My transition from chemical engineering to techFeatured

Contrary to what the majority of my family and friends in India expected, I did not pursue a degree in IT or Computer Science. As a high schooler, I particularly enjoyed math and chemistry. So eventually, I pursued chemistry and chemical engineering (an intersection of chemistry and math).

After graduation, I joined a renowned automotive company where I was able to leverage my skills as a chemical engineer and in statistical analysis. I was happy about the company and growth but not the velocity of the work.

Along this journey I also realized that being an engineer did not give me a big picture of the work I was doing, for example, I was building a model without much insight into what steps were taken to use that to make a design decision.

So, after much thought on what I should do to be able to take my career to the next level and be able to drive a larger strategy in companies rather than own a small piece of the puzzle, I decided to move to the US in 2015 for an MBA.

During my course, I serendipitously landed a role as a Product Management intern at a company that built software for automotive firms and I thoroughly enjoyed this experience.

Post MBA, I landed a PM kind of job at a chemical company in 2017 and I took it as it encompassed all aspects of a traditional PM role. I enjoyed the complexity of my job and also the diverse functions I was exposed to in this tenure but once again I was not happy with the pace of work within this industry.

Hence I started looking for new roles in technology firms. At these companies I learned about the pace of innovation in high-tech and also increased my pay – I 1.5x’d my salary in 2 years in 2019.

This pivot was no easy task but here are some ways I was able to land a new role in a new industry:

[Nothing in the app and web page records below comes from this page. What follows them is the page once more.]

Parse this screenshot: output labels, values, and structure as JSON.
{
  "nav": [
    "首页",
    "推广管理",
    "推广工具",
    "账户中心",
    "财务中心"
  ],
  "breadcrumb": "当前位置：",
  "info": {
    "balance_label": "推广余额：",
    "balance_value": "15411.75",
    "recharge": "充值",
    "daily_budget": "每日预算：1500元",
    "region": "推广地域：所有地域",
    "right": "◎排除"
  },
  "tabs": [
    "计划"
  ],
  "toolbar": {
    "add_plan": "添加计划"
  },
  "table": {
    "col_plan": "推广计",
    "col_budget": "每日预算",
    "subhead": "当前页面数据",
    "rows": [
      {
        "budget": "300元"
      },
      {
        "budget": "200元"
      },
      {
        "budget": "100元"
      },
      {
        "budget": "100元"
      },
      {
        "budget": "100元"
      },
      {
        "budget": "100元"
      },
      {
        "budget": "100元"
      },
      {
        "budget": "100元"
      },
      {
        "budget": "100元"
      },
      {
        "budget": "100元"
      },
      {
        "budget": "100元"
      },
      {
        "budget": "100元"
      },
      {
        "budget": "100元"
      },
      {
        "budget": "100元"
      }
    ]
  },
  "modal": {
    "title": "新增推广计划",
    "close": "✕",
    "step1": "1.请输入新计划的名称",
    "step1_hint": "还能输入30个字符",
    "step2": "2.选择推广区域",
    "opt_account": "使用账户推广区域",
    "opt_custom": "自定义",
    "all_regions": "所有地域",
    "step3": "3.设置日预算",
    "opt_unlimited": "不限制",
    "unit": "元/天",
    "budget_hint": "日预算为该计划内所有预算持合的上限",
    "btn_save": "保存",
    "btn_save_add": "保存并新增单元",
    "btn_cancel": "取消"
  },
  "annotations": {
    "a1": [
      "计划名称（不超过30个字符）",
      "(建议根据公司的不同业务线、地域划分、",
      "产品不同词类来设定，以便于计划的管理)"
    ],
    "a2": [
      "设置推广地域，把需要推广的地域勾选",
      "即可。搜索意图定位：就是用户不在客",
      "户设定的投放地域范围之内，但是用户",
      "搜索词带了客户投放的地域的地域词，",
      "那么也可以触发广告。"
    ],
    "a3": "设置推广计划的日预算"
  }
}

  • Transferable skills: I worked on clearly articulating how I could add value to the role I was applying to by drawing on experiences from both tech and non-tech roles. I did not hesitate to talk about an experience that happened 5 years back while I was doing statistical analysis, especially if that experience was relevant to the current role.
  • Networking genuinely: Surprisingly, I received help from people I barely knew or did not expect to get help from. At times, genuine interest or my awareness of the larger problem the company was solving helped fetch a strong referral for me. In other cases, I was able to leverage some groups or Slack channels to find interview partners - once again I genuinely offered to help others while also receiving help from others.
  • Being ambitious: Each time I changed my role, I pivoted an industry or focus area in an attempt to upskill myself or create a greater impact or increase my salary. One thing that made this possible is - my belief that one should never ever shy away from an opportunity that interests them just because roles and responsibilities aren’t a 100% match with their own skillset.

Other skills that helped me excel at my job and increase my impact at work:

  • Be curious and continuously learn: I think learning is the only constant in any or most jobs these days. For example, a PM’s responsibilities or processes in every company I worked for have been different and therefore willingness to learn has turned out to be helpful. I spent time knowing not just the company, team and domain but also the art of stakeholder management and influencing without authority all of which depend on the company culture. In this context, I am thankful to all those who ever told me “It is okay to be vulnerable”, as it helps me ask questions without hesitation.
  • Influence without authority: in any job, one has to learn to influence which is “ the ability to affect an idea or action”. It is definitely an art and helpful both when in a position of authority or not. Some powerful techniques to influence include (i) building relationships and trust (ii) being data-driven so that facts can be put before feelings (iii) managing emotions better so people see you as someone easy to work with (iv) understanding people’s values and needs. There is no one way to achieve the above but what helped me most in this journey was being cognizant of the triggers that would lead me to behave in a non-collaborative way so that I can course correct myself.
Thank you so much for sharing your journey with us, Nikhita! Congrats on everything you've been able to accomplish.Do you think the MBA was crucial in helping you transition? For context I just finished mine like 5 months ago and I had a tons of classmates originally from India who have a similar background as yours and they work " traditional engineering" jobs back in India and they came to the US to do their MBAs in the hope to transition out: some went into consulting at some the household names, others went into banking, and a large number went into tech as PMs!
Hi Iynna- MBA did help but I saw a ton of people in India and Aboard who transition from one field to another without an MBA or formal background. I believe some transitions are easier early on in your career
That's a really good point! Like the MBA is a nice enhancer but it's not a requirement especially when you're younger and thought to be more "agile" easier to context switch!